▸ **What this task involves**
All of the data below needs to be set down once more, exactly as written.

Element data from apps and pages
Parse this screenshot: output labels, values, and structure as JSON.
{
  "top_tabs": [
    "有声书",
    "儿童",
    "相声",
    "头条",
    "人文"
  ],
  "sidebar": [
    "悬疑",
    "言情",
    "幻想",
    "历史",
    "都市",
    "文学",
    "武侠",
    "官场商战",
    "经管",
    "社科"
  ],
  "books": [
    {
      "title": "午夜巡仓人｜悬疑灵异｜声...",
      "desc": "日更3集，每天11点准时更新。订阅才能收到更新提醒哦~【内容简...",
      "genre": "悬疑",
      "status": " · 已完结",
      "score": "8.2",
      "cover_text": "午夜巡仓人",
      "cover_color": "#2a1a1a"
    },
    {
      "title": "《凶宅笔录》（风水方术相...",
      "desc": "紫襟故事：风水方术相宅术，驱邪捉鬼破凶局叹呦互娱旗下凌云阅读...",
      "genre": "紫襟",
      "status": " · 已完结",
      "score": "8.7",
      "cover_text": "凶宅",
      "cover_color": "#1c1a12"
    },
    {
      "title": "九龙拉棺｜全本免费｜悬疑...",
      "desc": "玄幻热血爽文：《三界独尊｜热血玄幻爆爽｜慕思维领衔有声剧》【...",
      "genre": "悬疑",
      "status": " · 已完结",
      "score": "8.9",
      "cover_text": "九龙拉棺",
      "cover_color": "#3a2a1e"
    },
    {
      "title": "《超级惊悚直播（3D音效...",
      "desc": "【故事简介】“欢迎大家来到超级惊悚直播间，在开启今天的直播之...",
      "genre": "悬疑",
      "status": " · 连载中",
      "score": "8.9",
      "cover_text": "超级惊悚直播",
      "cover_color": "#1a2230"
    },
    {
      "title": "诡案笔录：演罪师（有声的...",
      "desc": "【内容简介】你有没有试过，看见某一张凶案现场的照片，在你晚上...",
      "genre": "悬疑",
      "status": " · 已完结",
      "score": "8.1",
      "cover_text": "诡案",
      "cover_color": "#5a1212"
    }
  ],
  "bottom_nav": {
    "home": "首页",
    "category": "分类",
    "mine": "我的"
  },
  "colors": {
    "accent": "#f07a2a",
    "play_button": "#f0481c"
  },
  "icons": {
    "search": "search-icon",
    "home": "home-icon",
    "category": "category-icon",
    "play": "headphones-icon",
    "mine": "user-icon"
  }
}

▸ **Answer to this problem**
Parse this screenshot: output labels, values, and structure as JSON.
{
  "top_tabs": [
    "有声书",
    "儿童",
    "相声",
    "头条",
    "人文"
  ],
  "sidebar": [
    "悬疑",
    "言情",
    "幻想",
    "历史",
    "都市",
    "文学",
    "武侠",
    "官场商战",
    "经管",
    "社科"
  ],
  "books": [
    {
      "title": "午夜巡仓人｜悬疑灵异｜声...",
      "desc": "日更3集，每天11点准时更新。订阅才能收到更新提醒哦~【内容简...",
      "genre": "悬疑",
      "status": " · 已完结",
      "score": "8.2",
      "cover_text": "午夜巡仓人",
      "cover_color": "#2a1a1a"
    },
    {
      "title": "《凶宅笔录》（风水方术相...",
      "desc": "紫襟故事：风水方术相宅术，驱邪捉鬼破凶局叹呦互娱旗下凌云阅读...",
      "genre": "紫襟",
      "status": " · 已完结",
      "score": "8.7",
      "cover_text": "凶宅",
      "cover_color": "#1c1a12"
    },
    {
      "title": "九龙拉棺｜全本免费｜悬疑...",
      "desc": "玄幻热血爽文：《三界独尊｜热血玄幻爆爽｜慕思维领衔有声剧》【...",
      "genre": "悬疑",
      "status": " · 已完结",
      "score": "8.9",
      "cover_text": "九龙拉棺",
      "cover_color": "#3a2a1e"
    },
    {
      "title": "《超级惊悚直播（3D音效...",
      "desc": "【故事简介】“欢迎大家来到超级惊悚直播间，在开启今天的直播之...",
      "genre": "悬疑",
      "status": " · 连载中",
      "score": "8.9",
      "cover_text": "超级惊悚直播",
      "cover_color": "#1a2230"
    },
    {
      "title": "诡案笔录：演罪师（有声的...",
      "desc": "【内容简介】你有没有试过，看见某一张凶案现场的照片，在你晚上...",
      "genre": "悬疑",
      "status": " · 已完结",
      "score": "8.1",
      "cover_text": "诡案",
      "cover_color": "#5a1212"
    }
  ],
  "bottom_nav": {
    "home": "首页",
    "category": "分类",
    "mine": "我的"
  },
  "colors": {
    "accent": "#f07a2a",
    "play_button": "#f0481c"
  },
  "icons": {
    "search": "search-icon",
    "home": "home-icon",
    "category": "category-icon",
    "play": "headphones-icon",
    "mine": "user-icon"
  }
}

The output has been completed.